[Start of Attachment]

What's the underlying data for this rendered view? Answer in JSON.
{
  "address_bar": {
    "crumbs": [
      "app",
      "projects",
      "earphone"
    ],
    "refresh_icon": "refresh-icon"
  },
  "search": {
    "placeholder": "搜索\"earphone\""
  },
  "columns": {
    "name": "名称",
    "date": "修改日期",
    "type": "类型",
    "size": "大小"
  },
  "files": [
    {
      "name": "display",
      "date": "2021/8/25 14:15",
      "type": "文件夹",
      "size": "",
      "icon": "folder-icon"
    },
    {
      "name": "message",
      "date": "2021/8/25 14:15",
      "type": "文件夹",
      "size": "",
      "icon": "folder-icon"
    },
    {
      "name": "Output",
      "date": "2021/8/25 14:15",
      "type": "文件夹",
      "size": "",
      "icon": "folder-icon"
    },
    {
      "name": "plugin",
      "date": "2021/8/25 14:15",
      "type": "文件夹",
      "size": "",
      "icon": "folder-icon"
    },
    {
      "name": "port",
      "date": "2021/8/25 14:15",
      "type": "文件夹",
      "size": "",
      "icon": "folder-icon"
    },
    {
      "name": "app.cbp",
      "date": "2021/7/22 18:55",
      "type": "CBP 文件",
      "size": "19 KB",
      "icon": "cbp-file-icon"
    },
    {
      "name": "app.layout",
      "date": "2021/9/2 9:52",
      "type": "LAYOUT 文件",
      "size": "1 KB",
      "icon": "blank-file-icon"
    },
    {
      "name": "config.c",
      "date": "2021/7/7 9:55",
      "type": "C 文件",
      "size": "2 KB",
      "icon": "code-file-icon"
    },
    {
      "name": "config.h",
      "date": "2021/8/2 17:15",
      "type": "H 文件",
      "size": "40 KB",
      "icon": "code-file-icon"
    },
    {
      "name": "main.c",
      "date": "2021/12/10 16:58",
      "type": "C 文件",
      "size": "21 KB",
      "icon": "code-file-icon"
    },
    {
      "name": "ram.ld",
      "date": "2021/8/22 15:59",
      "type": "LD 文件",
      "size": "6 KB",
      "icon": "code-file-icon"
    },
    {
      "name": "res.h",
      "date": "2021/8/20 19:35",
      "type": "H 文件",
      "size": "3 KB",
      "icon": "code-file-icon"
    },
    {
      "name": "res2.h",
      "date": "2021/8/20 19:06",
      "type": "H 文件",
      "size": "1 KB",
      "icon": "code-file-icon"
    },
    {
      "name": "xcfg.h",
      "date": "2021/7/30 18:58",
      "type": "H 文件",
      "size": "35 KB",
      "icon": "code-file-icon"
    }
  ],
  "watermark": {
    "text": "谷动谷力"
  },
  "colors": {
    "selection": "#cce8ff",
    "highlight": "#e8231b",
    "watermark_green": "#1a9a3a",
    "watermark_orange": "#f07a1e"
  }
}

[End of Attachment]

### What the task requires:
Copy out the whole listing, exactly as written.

### Result of the task:
What's the underlying data for this rendered view? Answer in JSON.
{
  "address_bar": {
    "crumbs": [
      "app",
      "projects",
      "earphone"
    ],
    "refresh_icon": "refresh-icon"
  },
  "search": {
    "placeholder": "搜索\"earphone\""
  },
  "columns": {
    "name": "名称",
    "date": "修改日期",
    "type": "类型",
    "size": "大小"
  },
  "files": [
    {
      "name": "display",
      "date": "2021/8/25 14:15",
      "type": "文件夹",
      "size": "",
      "icon": "folder-icon"
    },
    {
      "name": "message",
      "date": "2021/8/25 14:15",
      "type": "文件夹",
      "size": "",
      "icon": "folder-icon"
    },
    {
      "name": "Output",
      "date": "2021/8/25 14:15",
      "type": "文件夹",
      "size": "",
      "icon": "folder-icon"
    },
    {
      "name": "plugin",
      "date": "2021/8/25 14:15",
      "type": "文件夹",
      "size": "",
      "icon": "folder-icon"
    },
    {
      "name": "port",
      "date": "2021/8/25 14:15",
      "type": "文件夹",
      "size": "",
      "icon": "folder-icon"
    },
    {
      "name": "app.cbp",
      "date": "2021/7/22 18:55",
      "type": "CBP 文件",
      "size": "19 KB",
      "icon": "cbp-file-icon"
    },
    {
      "name": "app.layout",
      "date": "2021/9/2 9:52",
      "type": "LAYOUT 文件",
      "size": "1 KB",
      "icon": "blank-file-icon"
    },
    {
      "name": "config.c",
      "date": "2021/7/7 9:55",
      "type": "C 文件",
      "size": "2 KB",
      "icon": "code-file-icon"
    },
    {
      "name": "config.h",
      "date": "2021/8/2 17:15",
      "type": "H 文件",
      "size": "40 KB",
      "icon": "code-file-icon"
    },
    {
      "name": "main.c",
      "date": "2021/12/10 16:58",
      "type": "C 文件",
      "size": "21 KB",
      "icon": "code-file-icon"
    },
    {
      "name": "ram.ld",
      "date": "2021/8/22 15:59",
      "type": "LD 文件",
      "size": "6 KB",
      "icon": "code-file-icon"
    },
    {
      "name": "res.h",
      "date": "2021/8/20 19:35",
      "type": "H 文件",
      "size": "3 KB",
      "icon": "code-file-icon"
    },
    {
      "name": "res2.h",
      "date": "2021/8/20 19:06",
      "type": "H 文件",
      "size": "1 KB",
      "icon": "code-file-icon"
    },
    {
      "name": "xcfg.h",
      "date": "2021/7/30 18:58",
      "type": "H 文件",
      "size": "35 KB",
      "icon": "code-file-icon"
    }
  ],
  "watermark": {
    "text": "谷动谷力"
  },
  "colors": {
    "selection": "#cce8ff",
    "highlight": "#e8231b",
    "watermark_green": "#1a9a3a",
    "watermark_orange": "#f07a1e"
  }
}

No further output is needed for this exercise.